Scan the entries below. List each line with "your".

_Saved entries_:
"""

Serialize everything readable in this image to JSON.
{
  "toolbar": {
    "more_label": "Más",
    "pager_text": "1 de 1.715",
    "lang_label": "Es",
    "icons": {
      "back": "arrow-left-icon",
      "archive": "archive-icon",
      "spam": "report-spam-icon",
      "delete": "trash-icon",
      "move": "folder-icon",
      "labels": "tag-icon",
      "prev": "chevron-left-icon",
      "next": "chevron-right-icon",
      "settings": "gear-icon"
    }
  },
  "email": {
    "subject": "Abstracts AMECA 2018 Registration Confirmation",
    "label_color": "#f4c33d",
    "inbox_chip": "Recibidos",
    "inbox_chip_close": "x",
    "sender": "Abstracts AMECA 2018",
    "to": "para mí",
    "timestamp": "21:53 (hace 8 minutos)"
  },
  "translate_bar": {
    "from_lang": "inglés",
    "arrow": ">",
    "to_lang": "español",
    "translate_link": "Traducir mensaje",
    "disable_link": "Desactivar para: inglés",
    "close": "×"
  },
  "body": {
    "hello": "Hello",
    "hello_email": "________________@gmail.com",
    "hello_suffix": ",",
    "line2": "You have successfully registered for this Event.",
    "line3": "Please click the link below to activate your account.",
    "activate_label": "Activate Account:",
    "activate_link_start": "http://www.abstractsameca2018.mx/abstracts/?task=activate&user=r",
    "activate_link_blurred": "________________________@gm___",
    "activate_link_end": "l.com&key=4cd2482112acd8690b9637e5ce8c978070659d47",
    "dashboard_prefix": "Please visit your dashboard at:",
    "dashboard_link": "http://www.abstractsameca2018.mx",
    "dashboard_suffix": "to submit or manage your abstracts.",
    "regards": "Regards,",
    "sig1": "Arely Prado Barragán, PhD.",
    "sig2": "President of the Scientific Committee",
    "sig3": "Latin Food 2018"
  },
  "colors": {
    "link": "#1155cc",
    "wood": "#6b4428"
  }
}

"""

_EXERCISE RESPONSE_:
    "line3": "Please click the link below to activate your account.",
    "dashboard_prefix": "Please visit your dashboard at:",
    "dashboard_suffix": "to submit or manage your abstracts.",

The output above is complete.